I ordered the Scallops with Chorizo as my starter. The salt of the salami contrasted with the sweetness of those morsels of seafood. Rupert has an eye for imaginative yet apt presentation. My guest chose Mackerel which, although not exactly local either, was a good representation of the finest of British seafood. We have such abundance around our shores that it’s a shame to export it to mainland Europe. Let’s enjoy it at home.
I had expected something exceptional from Rupert and the main courses did not disappoint. My pork dish was a visual and epicurean stunner. The loin was pink as a baby’s bottom and the confit was as tender and flavourful as I have ever had. Quality meat treated with respect allowing its natural flavour to take centre stage.
My companion was wooed by the Brecon beef. A sirloin cooked just rare – blushing but not oozing red. The mini steak-and-kidney pudding was proclaimed a triumph. Once again Rupert shows confidence, skill and humour, and the proof of the pudding was indeed in the eating. A signature dish if ever there was one.

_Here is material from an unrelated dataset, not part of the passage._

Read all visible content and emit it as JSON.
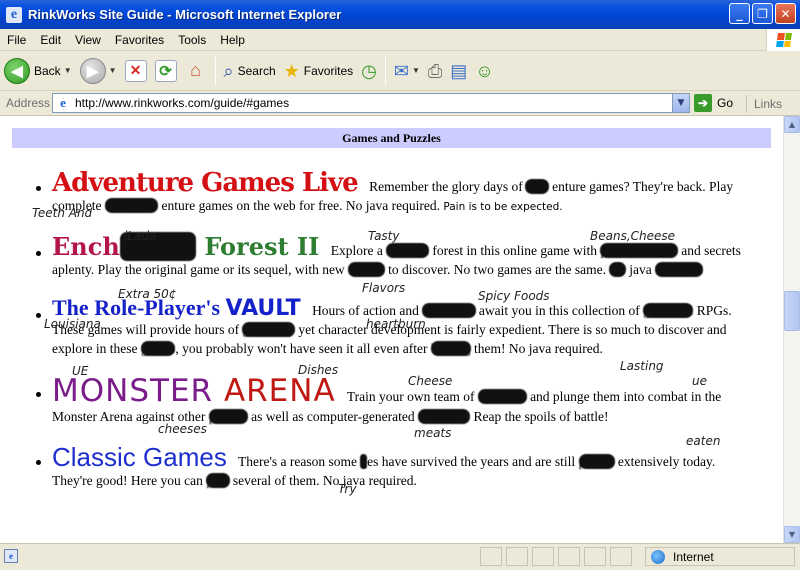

Dessert had the very un-Welsh pineapple as its key ingredient. Pain Perdu (OK, so it’s eggy bread) with roasted pineapple and a fromage frais ice cream was excellent. The fruit and bread element would be simple to replicate at home and the ice cream is well worth trying if one has access to an ice cream maker. Subtle yet memorable.
They are civilised at the bell. They offer breakfast from 9am, but earlier by arrangement. This isn’t motorway services offering food on the run. One is cosseted, pampered and lulled into a cosy and content stupor here. Wander down to breakfast when you have enjoyed the papers and an early morning cuppa in your room. Try the cooked Welsh breakfast along with some toast and Michele’s homemade blackcurrant jam. Take a jar home to remind you of a couple of days of secluded bliss, some gentle exercise, a glass or two of outstanding wine, a night in a four-poster and the chance to read that best-seller by a real fire. One visit will never be enough.
Directions from London
Take the M4 over the new Severn Bridge as far as junction 24. Then take the A449 to Raglan, where it turns into the A40 to Monmouth, through the tunnel and straight over the lights. at the roundabout, take the first exit left. At the traffic lights, turn right onto the Hereford Road. Travel out of Monmouth for approximately 4 miles and turn left onto the B4521 towards Abergavenny. the bell is 3 miles on the left hand side.
the bell at skenfrith
Phone: 01600 750235
Fax: 01600 750525
Visit the bell here
Hotel and Restaurant review by Chrissie Walker © 2018